The party wants to further require that prospective applicants include an “explanation that they have understood the responsibilities and duties citizenship entails” in their citizenship application.

Further to this, the party states that “respect for and loyalty to Sweden are a natural part of citizenship” and that “citizens of Sweden should also be part of Sweden and see Sweden as their homeland”.

The right to move to Sweden to be with a family member, in some cases

In the document titled En bättre framtid för Sverige, the Sweden Democrats also suggest that they want to limit the right to residence permits based on family reunification, also known as anhöriginvandring or occasionally a ‘sambo visa’.

In this document, the Sweden Democrats state that “the rules for family reunification should be adapted to the minimum levels under European law. It should therefore only be possible for refugees”.
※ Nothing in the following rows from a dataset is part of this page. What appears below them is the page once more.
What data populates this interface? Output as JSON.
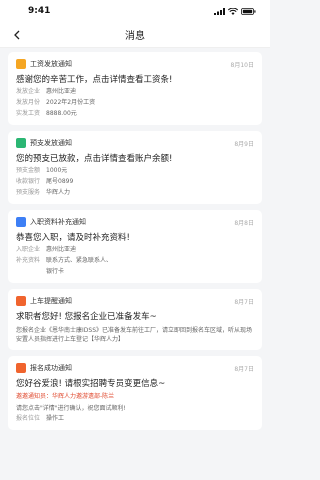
{
  "status_bar": {
    "time": "9:41"
  },
  "nav": {
    "title": "消息"
  },
  "cards": [
    {
      "type": "工资发放通知",
      "date": "8月10日",
      "icon_color": "#f5a623",
      "title": "感谢您的辛苦工作，点击详情查看工资条!",
      "rows": [
        {
          "label": "发放企业",
          "value": "惠州比亚迪"
        },
        {
          "label": "发放月份",
          "value": "2022年2月份工资"
        },
        {
          "label": "实发工资",
          "value": "8888.00元"
        }
      ]
    },
    {
      "type": "预支发放通知",
      "date": "8月9日",
      "icon_color": "#2bb673",
      "title": "您的预支已放款，点击详情查看账户余额!",
      "rows": [
        {
          "label": "预支金额",
          "value": "1000元"
        },
        {
          "label": "收款银行",
          "value": "尾号0899"
        },
        {
          "label": "预支服务",
          "value": "华辉人力"
        }
      ]
    },
    {
      "type": "入职资料补充通知",
      "date": "8月8日",
      "icon_color": "#3d7ff5",
      "title": "恭喜您入职，请及时补充资料!",
      "rows": [
        {
          "label": "入职企业",
          "value": "惠州比亚迪"
        },
        {
          "label": "补充资料",
          "value": "联系方式、紧急联系人、"
        },
        {
          "label": "",
          "value": "银行卡"
        }
      ]
    },
    {
      "type": "上车提醒通知",
      "date": "8月7日",
      "icon_color": "#f0642e",
      "title": "求职者您好! 您报名企业已准备发车~",
      "body": "您报名企业《恩华南士康IDSS》已准备发车前往工厂，请立即回到报名车区域，听从现场安置人员指挥进行上车登记【华辉人力】"
    },
    {
      "type": "报名成功通知",
      "date": "8月7日",
      "icon_color": "#f0642e",
      "title": "您好谷爱浪! 请根实招聘专员变更信息~",
      "red_line": "邀邀通知员：华辉人力邀游遗部-陈兰",
      "body": "请您点击\"详情\"进行确认，祝您面试顺利!",
      "rows": [
        {
          "label": "报名位位",
          "value": "操作工"
        }
      ]
    }
  ]
}
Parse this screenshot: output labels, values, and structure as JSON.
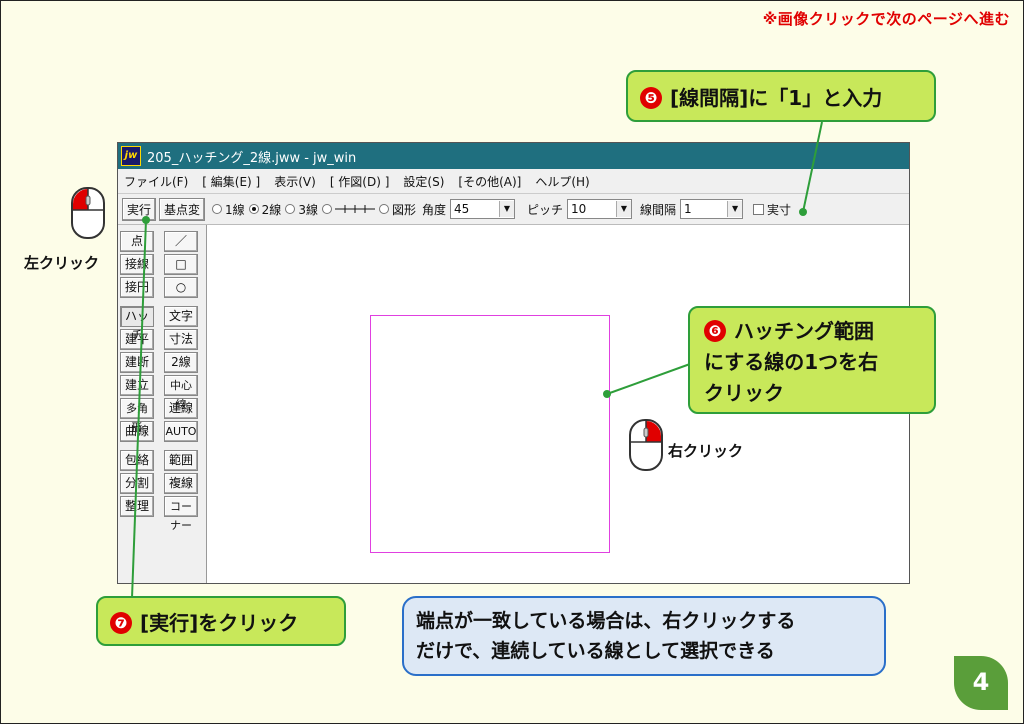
{
  "top_note": "※画像クリックで次のページへ進む",
  "callouts": {
    "step5": {
      "num": "❺",
      "text": "[線間隔]に「1」と入力"
    },
    "step6": {
      "num": "❻",
      "line1": "ハッチング範囲",
      "line2": "にする線の1つを右",
      "line3": "クリック"
    },
    "step7": {
      "num": "❼",
      "text": "[実行]をクリック"
    }
  },
  "info_box": {
    "line1": "端点が一致している場合は、右クリックする",
    "line2": "だけで、連続している線として選択できる"
  },
  "left_click_label": "左クリック",
  "right_click_label": "右クリック",
  "page_number": "4",
  "window": {
    "icon": "jw",
    "title": "205_ハッチング_2線.jww - jw_win",
    "menu": [
      "ファイル(F)",
      "[ 編集(E) ]",
      "表示(V)",
      "[ 作図(D) ]",
      "設定(S)",
      "[その他(A)]",
      "ヘルプ(H)"
    ],
    "toolbar": {
      "execute": "実行",
      "base_change": "基点変",
      "radio1": "1線",
      "radio2": "2線",
      "radio3": "3線",
      "radio_shape": "図形",
      "angle_label": "角度",
      "angle_value": "45",
      "pitch_label": "ピッチ",
      "pitch_value": "10",
      "spacing_label": "線間隔",
      "spacing_value": "1",
      "actual_label": "実寸"
    },
    "tools_col1": [
      "点",
      "接線",
      "接円",
      "ハッチ",
      "建平",
      "建断",
      "建立",
      "多角形",
      "曲線",
      "包絡",
      "分割",
      "整理"
    ],
    "tools_col2": [
      "／",
      "□",
      "○",
      "文字",
      "寸法",
      "2線",
      "中心線",
      "連線",
      "AUTO",
      "範囲",
      "複線",
      "コーナー"
    ]
  },
  "colors": {
    "accent_red": "#e00000",
    "callout_green": "#c8e85a",
    "callout_border": "#2e9e3a",
    "info_blue": "#dde8f5",
    "shape_magenta": "#e040e0",
    "title_bar": "#1f6f7f"
  }
}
This would mean that it would no longer be possible for immigrants to be granted a residence permit to move to Sweden to be with a spouse or cohabiting partner who is already living in Sweden, unless that spouse or cohabiting partner was in Sweden as a refugee.

In addition to this, the Sweden Democrats state that only the following family members would be eligible for this type of permit:

  • A foreigner who is the spouse or cohabiting partner of the refugee
  • An underaged unmarried foreigner who is the child of the refugee or the refugee’s spouse or cohabiting partner
  • An underaged unmarried foreigner who is the child of the refugee if the refugee has sole custody of the foreigner, and if the foreigner is financially dependent on the refugee
  • An underaged unmarried foreigner who is the child of the refugee’s spouse or cohabiting partner if the refugee’s spouse or cohabiting partner has sole custody of the foreigner, and if the foreigner is financially dependent on the refugee’s spouse or cohabiting partner

Finally, the Sweden Democrats propose that the relationship between the refugee and the family member must have been established before the refugee entered Sweden, and that the refugee must have been living in Sweden legally for two years to be able to bring their family member to Sweden under this permit.

In the document, the Sweden Democrats state that “Swedish citizens living abroad must have special opportunities to return home with their foreign family members, chiefly regarding to priority in processing and the possibility of applying within Sweden,” although it is not clear whether foreign family members would be able to apply to move to Sweden to live with a Swedish citizen already living in the country.

In addition to this, the Sweden Democrats state in the document that “a residence permit should be rejected for:

  • foreigners who are the spouse or partner of someone who lives in or has been granted a residence permit in Sweden, or
  • foreign children who are unmarried and have a parent who is married to or the partner of someone who is living in or has been granted a residence permit in Sweden, if one of the spouses or partners is under 21 years old”.

The document also states that “residence permits should also be rejected for foreigners who are applying to move to Sweden to live with a relative who is living in Sweden or has been granted a residence permit, for reasons of public order, safety and health”, and finally that “residence permits shall also be denied if the foreigner or person they are applying to move to refuses to follow integration measures”.

The Local has reached out to the Sweden Democrats’ migration spokesperson for comment and clarification on this topic.